Page and application data records:
****************************************
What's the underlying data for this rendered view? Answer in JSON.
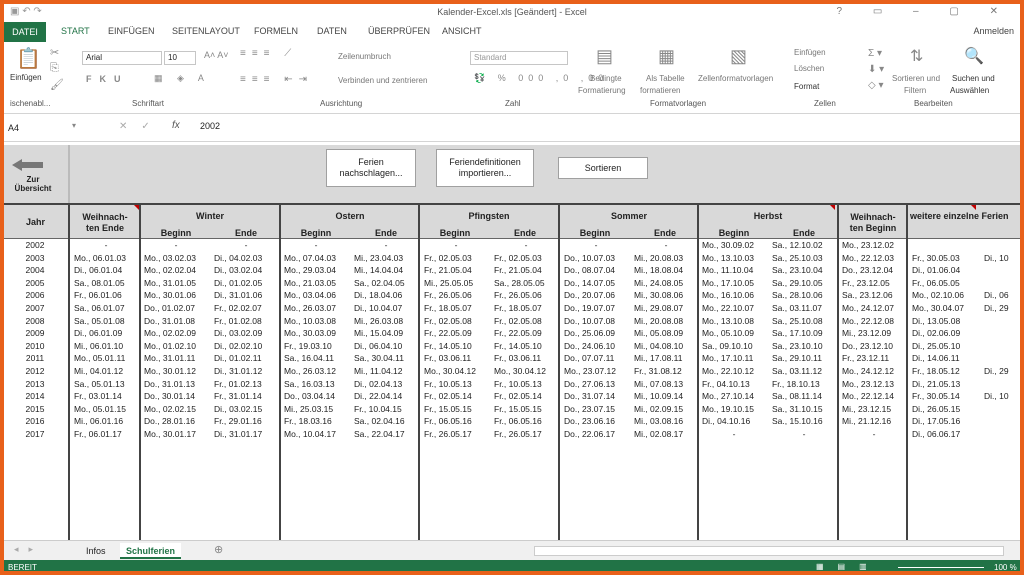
{
  "title": "Kalender-Excel.xls [Geändert] - Excel",
  "window_controls": "? ▭ – ▢ ✕",
  "tabs": [
    "DATEI",
    "START",
    "EINFÜGEN",
    "SEITENLAYOUT",
    "FORMELN",
    "DATEN",
    "ÜBERPRÜFEN",
    "ANSICHT"
  ],
  "signin": "Anmelden",
  "ribbon": {
    "paste": "Einfügen",
    "clipboard": "ischenabl...",
    "font": "Arial",
    "size": "10",
    "font_group": "Schriftart",
    "wrap": "Zeilenumbruch",
    "merge": "Verbinden und zentrieren",
    "align_group": "Ausrichtung",
    "numfmt": "Standard",
    "number_group": "Zahl",
    "cond1": "Bedingte",
    "cond2": "Formatierung",
    "astable1": "Als Tabelle",
    "astable2": "formatieren",
    "cellstyles": "Zellenformatvorlagen",
    "styles_group": "Formatvorlagen",
    "insert": "Einfügen",
    "delete": "Löschen",
    "format": "Format",
    "cells_group": "Zellen",
    "sort1": "Sortieren und",
    "sort2": "Filtern",
    "find1": "Suchen und",
    "find2": "Auswählen",
    "edit_group": "Bearbeiten"
  },
  "formula_bar": {
    "cell": "A4",
    "fx": "fx",
    "value": "2002"
  },
  "back_label_1": "Zur",
  "back_label_2": "Übersicht",
  "buttons": {
    "ferien_1": "Ferien",
    "ferien_2": "nachschlagen...",
    "import_1": "Feriendefinitionen",
    "import_2": "importieren...",
    "sort": "Sortieren"
  },
  "headers": {
    "jahr": "Jahr",
    "weih_e_1": "Weihnach-",
    "weih_e_2": "ten Ende",
    "winter": "Winter",
    "ostern": "Ostern",
    "pfingsten": "Pfingsten",
    "sommer": "Sommer",
    "herbst": "Herbst",
    "weih_b_1": "Weihnach-",
    "weih_b_2": "ten Beginn",
    "weitere": "weitere einzelne Ferien",
    "beginn": "Beginn",
    "ende": "Ende"
  },
  "rows": [
    {
      "y": "2002",
      "we": "-",
      "wb": "-",
      "wn": "-",
      "ob": "-",
      "oe": "-",
      "pb": "-",
      "pe": "-",
      "sb": "-",
      "se": "-",
      "hb": "Mo., 30.09.02",
      "he": "Sa., 12.10.02",
      "wbg": "Mo., 23.12.02",
      "x1": "",
      "x2": ""
    },
    {
      "y": "2003",
      "we": "Mo., 06.01.03",
      "wb": "Mo., 03.02.03",
      "wn": "Di., 04.02.03",
      "ob": "Mo., 07.04.03",
      "oe": "Mi., 23.04.03",
      "pb": "Fr., 02.05.03",
      "pe": "Fr., 02.05.03",
      "sb": "Do., 10.07.03",
      "se": "Mi., 20.08.03",
      "hb": "Mo., 13.10.03",
      "he": "Sa., 25.10.03",
      "wbg": "Mo., 22.12.03",
      "x1": "Fr., 30.05.03",
      "x2": "Di., 10"
    },
    {
      "y": "2004",
      "we": "Di., 06.01.04",
      "wb": "Mo., 02.02.04",
      "wn": "Di., 03.02.04",
      "ob": "Mo., 29.03.04",
      "oe": "Mi., 14.04.04",
      "pb": "Fr., 21.05.04",
      "pe": "Fr., 21.05.04",
      "sb": "Do., 08.07.04",
      "se": "Mi., 18.08.04",
      "hb": "Mo., 11.10.04",
      "he": "Sa., 23.10.04",
      "wbg": "Do., 23.12.04",
      "x1": "Di., 01.06.04",
      "x2": ""
    },
    {
      "y": "2005",
      "we": "Sa., 08.01.05",
      "wb": "Mo., 31.01.05",
      "wn": "Di., 01.02.05",
      "ob": "Mo., 21.03.05",
      "oe": "Sa., 02.04.05",
      "pb": "Mi., 25.05.05",
      "pe": "Sa., 28.05.05",
      "sb": "Do., 14.07.05",
      "se": "Mi., 24.08.05",
      "hb": "Mo., 17.10.05",
      "he": "Sa., 29.10.05",
      "wbg": "Fr., 23.12.05",
      "x1": "Fr., 06.05.05",
      "x2": ""
    },
    {
      "y": "2006",
      "we": "Fr., 06.01.06",
      "wb": "Mo., 30.01.06",
      "wn": "Di., 31.01.06",
      "ob": "Mo., 03.04.06",
      "oe": "Di., 18.04.06",
      "pb": "Fr., 26.05.06",
      "pe": "Fr., 26.05.06",
      "sb": "Do., 20.07.06",
      "se": "Mi., 30.08.06",
      "hb": "Mo., 16.10.06",
      "he": "Sa., 28.10.06",
      "wbg": "Sa., 23.12.06",
      "x1": "Mo., 02.10.06",
      "x2": "Di., 06"
    },
    {
      "y": "2007",
      "we": "Sa., 06.01.07",
      "wb": "Do., 01.02.07",
      "wn": "Fr., 02.02.07",
      "ob": "Mo., 26.03.07",
      "oe": "Di., 10.04.07",
      "pb": "Fr., 18.05.07",
      "pe": "Fr., 18.05.07",
      "sb": "Do., 19.07.07",
      "se": "Mi., 29.08.07",
      "hb": "Mo., 22.10.07",
      "he": "Sa., 03.11.07",
      "wbg": "Mo., 24.12.07",
      "x1": "Mo., 30.04.07",
      "x2": "Di., 29"
    },
    {
      "y": "2008",
      "we": "Sa., 05.01.08",
      "wb": "Do., 31.01.08",
      "wn": "Fr., 01.02.08",
      "ob": "Mo., 10.03.08",
      "oe": "Mi., 26.03.08",
      "pb": "Fr., 02.05.08",
      "pe": "Fr., 02.05.08",
      "sb": "Do., 10.07.08",
      "se": "Mi., 20.08.08",
      "hb": "Mo., 13.10.08",
      "he": "Sa., 25.10.08",
      "wbg": "Mo., 22.12.08",
      "x1": "Di., 13.05.08",
      "x2": ""
    },
    {
      "y": "2009",
      "we": "Di., 06.01.09",
      "wb": "Mo., 02.02.09",
      "wn": "Di., 03.02.09",
      "ob": "Mo., 30.03.09",
      "oe": "Mi., 15.04.09",
      "pb": "Fr., 22.05.09",
      "pe": "Fr., 22.05.09",
      "sb": "Do., 25.06.09",
      "se": "Mi., 05.08.09",
      "hb": "Mo., 05.10.09",
      "he": "Sa., 17.10.09",
      "wbg": "Mi., 23.12.09",
      "x1": "Di., 02.06.09",
      "x2": ""
    },
    {
      "y": "2010",
      "we": "Mi., 06.01.10",
      "wb": "Mo., 01.02.10",
      "wn": "Di., 02.02.10",
      "ob": "Fr., 19.03.10",
      "oe": "Di., 06.04.10",
      "pb": "Fr., 14.05.10",
      "pe": "Fr., 14.05.10",
      "sb": "Do., 24.06.10",
      "se": "Mi., 04.08.10",
      "hb": "Sa., 09.10.10",
      "he": "Sa., 23.10.10",
      "wbg": "Do., 23.12.10",
      "x1": "Di., 25.05.10",
      "x2": ""
    },
    {
      "y": "2011",
      "we": "Mo., 05.01.11",
      "wb": "Mo., 31.01.11",
      "wn": "Di., 01.02.11",
      "ob": "Sa., 16.04.11",
      "oe": "Sa., 30.04.11",
      "pb": "Fr., 03.06.11",
      "pe": "Fr., 03.06.11",
      "sb": "Do., 07.07.11",
      "se": "Mi., 17.08.11",
      "hb": "Mo., 17.10.11",
      "he": "Sa., 29.10.11",
      "wbg": "Fr., 23.12.11",
      "x1": "Di., 14.06.11",
      "x2": ""
    },
    {
      "y": "2012",
      "we": "Mi., 04.01.12",
      "wb": "Mo., 30.01.12",
      "wn": "Di., 31.01.12",
      "ob": "Mo., 26.03.12",
      "oe": "Mi., 11.04.12",
      "pb": "Mo., 30.04.12",
      "pe": "Mo., 30.04.12",
      "sb": "Mo., 23.07.12",
      "se": "Fr., 31.08.12",
      "hb": "Mo., 22.10.12",
      "he": "Sa., 03.11.12",
      "wbg": "Mo., 24.12.12",
      "x1": "Fr., 18.05.12",
      "x2": "Di., 29"
    },
    {
      "y": "2013",
      "we": "Sa., 05.01.13",
      "wb": "Do., 31.01.13",
      "wn": "Fr., 01.02.13",
      "ob": "Sa., 16.03.13",
      "oe": "Di., 02.04.13",
      "pb": "Fr., 10.05.13",
      "pe": "Fr., 10.05.13",
      "sb": "Do., 27.06.13",
      "se": "Mi., 07.08.13",
      "hb": "Fr., 04.10.13",
      "he": "Fr., 18.10.13",
      "wbg": "Mo., 23.12.13",
      "x1": "Di., 21.05.13",
      "x2": ""
    },
    {
      "y": "2014",
      "we": "Fr., 03.01.14",
      "wb": "Do., 30.01.14",
      "wn": "Fr., 31.01.14",
      "ob": "Do., 03.04.14",
      "oe": "Di., 22.04.14",
      "pb": "Fr., 02.05.14",
      "pe": "Fr., 02.05.14",
      "sb": "Do., 31.07.14",
      "se": "Mi., 10.09.14",
      "hb": "Mo., 27.10.14",
      "he": "Sa., 08.11.14",
      "wbg": "Mo., 22.12.14",
      "x1": "Fr., 30.05.14",
      "x2": "Di., 10"
    },
    {
      "y": "2015",
      "we": "Mo., 05.01.15",
      "wb": "Mo., 02.02.15",
      "wn": "Di., 03.02.15",
      "ob": "Mi., 25.03.15",
      "oe": "Fr., 10.04.15",
      "pb": "Fr., 15.05.15",
      "pe": "Fr., 15.05.15",
      "sb": "Do., 23.07.15",
      "se": "Mi., 02.09.15",
      "hb": "Mo., 19.10.15",
      "he": "Sa., 31.10.15",
      "wbg": "Mi., 23.12.15",
      "x1": "Di., 26.05.15",
      "x2": ""
    },
    {
      "y": "2016",
      "we": "Mi., 06.01.16",
      "wb": "Do., 28.01.16",
      "wn": "Fr., 29.01.16",
      "ob": "Fr., 18.03.16",
      "oe": "Sa., 02.04.16",
      "pb": "Fr., 06.05.16",
      "pe": "Fr., 06.05.16",
      "sb": "Do., 23.06.16",
      "se": "Mi., 03.08.16",
      "hb": "Di., 04.10.16",
      "he": "Sa., 15.10.16",
      "wbg": "Mi., 21.12.16",
      "x1": "Di., 17.05.16",
      "x2": ""
    },
    {
      "y": "2017",
      "we": "Fr., 06.01.17",
      "wb": "Mo., 30.01.17",
      "wn": "Di., 31.01.17",
      "ob": "Mo., 10.04.17",
      "oe": "Sa., 22.04.17",
      "pb": "Fr., 26.05.17",
      "pe": "Fr., 26.05.17",
      "sb": "Do., 22.06.17",
      "se": "Mi., 02.08.17",
      "hb": "-",
      "he": "-",
      "wbg": "-",
      "x1": "Di., 06.06.17",
      "x2": ""
    }
  ],
  "sheet_tabs": [
    "Infos",
    "Schulferien"
  ],
  "status": {
    "ready": "BEREIT",
    "zoom": "100 %"
  },
  "colors": {
    "excel_green": "#217346",
    "frame_orange": "#e8601a"
  }
}
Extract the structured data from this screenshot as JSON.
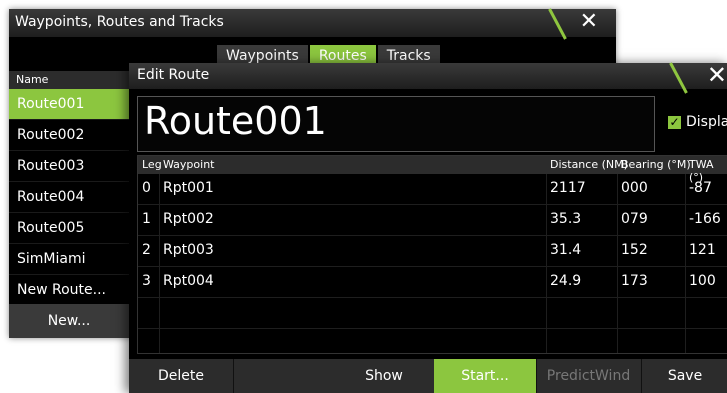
{
  "back_window": {
    "title": "Waypoints, Routes and Tracks",
    "tabs": [
      "Waypoints",
      "Routes",
      "Tracks"
    ],
    "list_header": "Name",
    "items": [
      "Route001",
      "Route002",
      "Route003",
      "Route004",
      "Route005",
      "SimMiami",
      "New Route..."
    ],
    "footer_button": "New...",
    "accent": "#8cc63f"
  },
  "front_window": {
    "title": "Edit Route",
    "route_name": "Route001",
    "display_label": "Display",
    "columns": {
      "leg": "Leg",
      "waypoint": "Waypoint",
      "distance": "Distance (NM)",
      "bearing": "Bearing (°M)",
      "twa": "TWA (°)"
    },
    "rows": [
      {
        "leg": "0",
        "waypoint": "Rpt001",
        "distance": "2117",
        "bearing": "000",
        "twa": "-87"
      },
      {
        "leg": "1",
        "waypoint": "Rpt002",
        "distance": "35.3",
        "bearing": "079",
        "twa": "-166"
      },
      {
        "leg": "2",
        "waypoint": "Rpt003",
        "distance": "31.4",
        "bearing": "152",
        "twa": "121"
      },
      {
        "leg": "3",
        "waypoint": "Rpt004",
        "distance": "24.9",
        "bearing": "173",
        "twa": "100"
      }
    ],
    "footer": {
      "delete": "Delete",
      "show": "Show",
      "start": "Start...",
      "predictwind": "PredictWind",
      "save": "Save"
    }
  }
}
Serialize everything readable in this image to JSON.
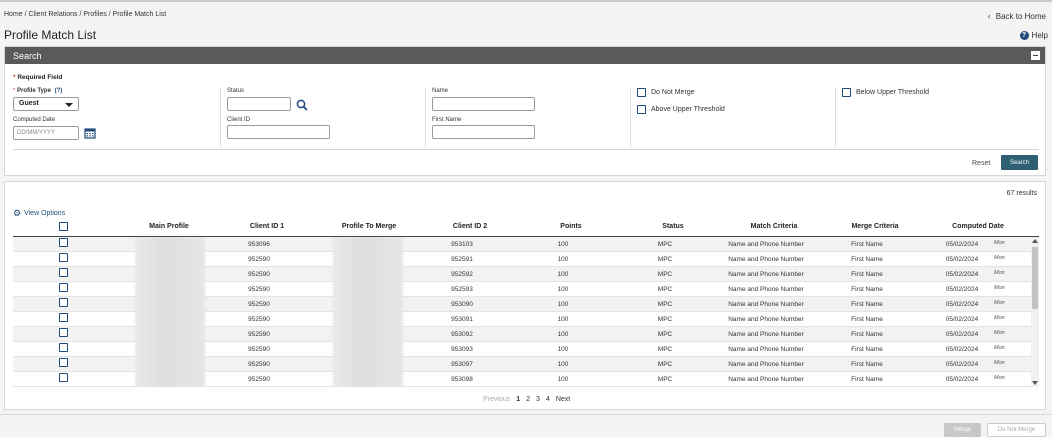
{
  "breadcrumb": "Home / Client Relations / Profiles / Profile Match List",
  "back_label": "Back to Home",
  "page_title": "Profile Match List",
  "help_label": "Help",
  "search": {
    "header": "Search",
    "required_note": "Required Field",
    "profile_type_label": "Profile Type",
    "profile_type_help": "(?)",
    "profile_type_value": "Guest",
    "computed_date_label": "Computed Date",
    "computed_date_placeholder": "DD/MM/YYYY",
    "status_label": "Status",
    "client_id_label": "Client ID",
    "name_label": "Name",
    "first_name_label": "First Name",
    "do_not_merge_label": "Do Not Merge",
    "above_upper_label": "Above Upper Threshold",
    "below_upper_label": "Below Upper Threshold",
    "reset_label": "Reset",
    "search_button": "Search"
  },
  "results": {
    "count": "67 results",
    "view_options": "View Options",
    "columns": [
      "Main Profile",
      "Client ID 1",
      "Profile To Merge",
      "Client ID 2",
      "Points",
      "Status",
      "Match Criteria",
      "Merge Criteria",
      "Computed Date"
    ],
    "rows": [
      {
        "client_id_1": "953096",
        "client_id_2": "953103",
        "points": "100",
        "status": "MPC",
        "match": "Name and Phone Number",
        "merge": "First Name",
        "date": "05/02/2024",
        "day": "Mon"
      },
      {
        "client_id_1": "952590",
        "client_id_2": "952591",
        "points": "100",
        "status": "MPC",
        "match": "Name and Phone Number",
        "merge": "First Name",
        "date": "05/02/2024",
        "day": "Mon"
      },
      {
        "client_id_1": "952590",
        "client_id_2": "952592",
        "points": "100",
        "status": "MPC",
        "match": "Name and Phone Number",
        "merge": "First Name",
        "date": "05/02/2024",
        "day": "Mon"
      },
      {
        "client_id_1": "952590",
        "client_id_2": "952593",
        "points": "100",
        "status": "MPC",
        "match": "Name and Phone Number",
        "merge": "First Name",
        "date": "05/02/2024",
        "day": "Mon"
      },
      {
        "client_id_1": "952590",
        "client_id_2": "953090",
        "points": "100",
        "status": "MPC",
        "match": "Name and Phone Number",
        "merge": "First Name",
        "date": "05/02/2024",
        "day": "Mon"
      },
      {
        "client_id_1": "952590",
        "client_id_2": "953091",
        "points": "100",
        "status": "MPC",
        "match": "Name and Phone Number",
        "merge": "First Name",
        "date": "05/02/2024",
        "day": "Mon"
      },
      {
        "client_id_1": "952590",
        "client_id_2": "953092",
        "points": "100",
        "status": "MPC",
        "match": "Name and Phone Number",
        "merge": "First Name",
        "date": "05/02/2024",
        "day": "Mon"
      },
      {
        "client_id_1": "952590",
        "client_id_2": "953093",
        "points": "100",
        "status": "MPC",
        "match": "Name and Phone Number",
        "merge": "First Name",
        "date": "05/02/2024",
        "day": "Mon"
      },
      {
        "client_id_1": "952590",
        "client_id_2": "953097",
        "points": "100",
        "status": "MPC",
        "match": "Name and Phone Number",
        "merge": "First Name",
        "date": "05/02/2024",
        "day": "Mon"
      },
      {
        "client_id_1": "952590",
        "client_id_2": "953098",
        "points": "100",
        "status": "MPC",
        "match": "Name and Phone Number",
        "merge": "First Name",
        "date": "05/02/2024",
        "day": "Mon"
      }
    ]
  },
  "pager": {
    "previous": "Previous",
    "pages": [
      "1",
      "2",
      "3",
      "4"
    ],
    "next": "Next"
  },
  "footer": {
    "merge": "Merge",
    "do_not_merge": "Do Not Merge"
  }
}
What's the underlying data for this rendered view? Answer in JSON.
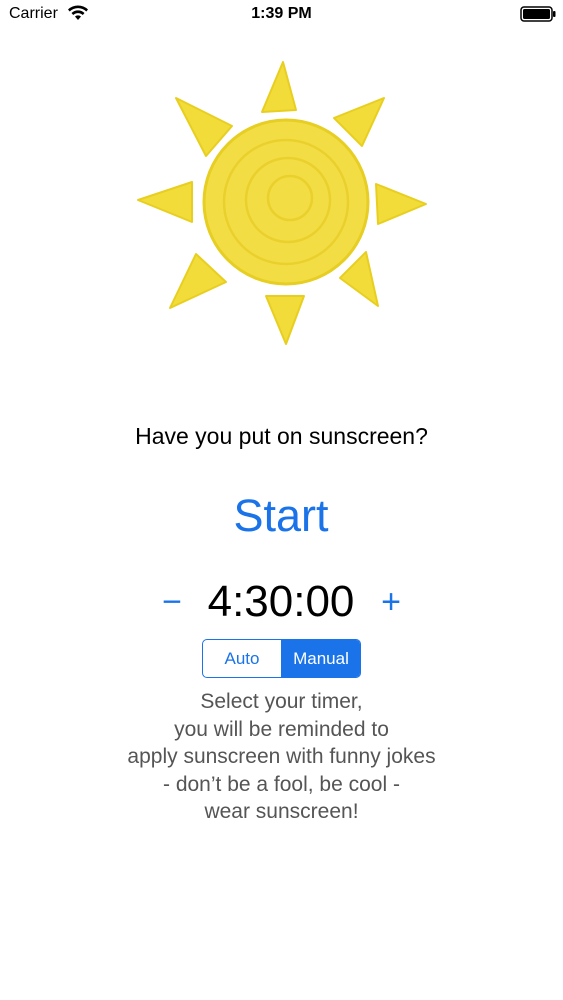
{
  "status_bar": {
    "carrier": "Carrier",
    "time": "1:39 PM",
    "icons": [
      "wifi-icon",
      "battery-icon"
    ]
  },
  "illustration": {
    "icon": "sun-illustration",
    "color": "#f2dc3a"
  },
  "main": {
    "question": "Have you put on sunscreen?",
    "start_label": "Start",
    "timer": {
      "minus_label": "−",
      "value": "4:30:00",
      "plus_label": "+"
    },
    "mode": {
      "options": [
        "Auto",
        "Manual"
      ],
      "selected": "Manual"
    },
    "description_lines": [
      "Select your timer,",
      "you will be reminded to",
      "apply sunscreen with funny jokes",
      "- don’t be a fool, be cool -",
      "wear sunscreen!"
    ]
  },
  "colors": {
    "accent": "#1a73e8",
    "text": "#000000",
    "secondary_text": "#555555",
    "background": "#ffffff"
  }
}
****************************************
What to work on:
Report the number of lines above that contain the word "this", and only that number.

Exercise response:
4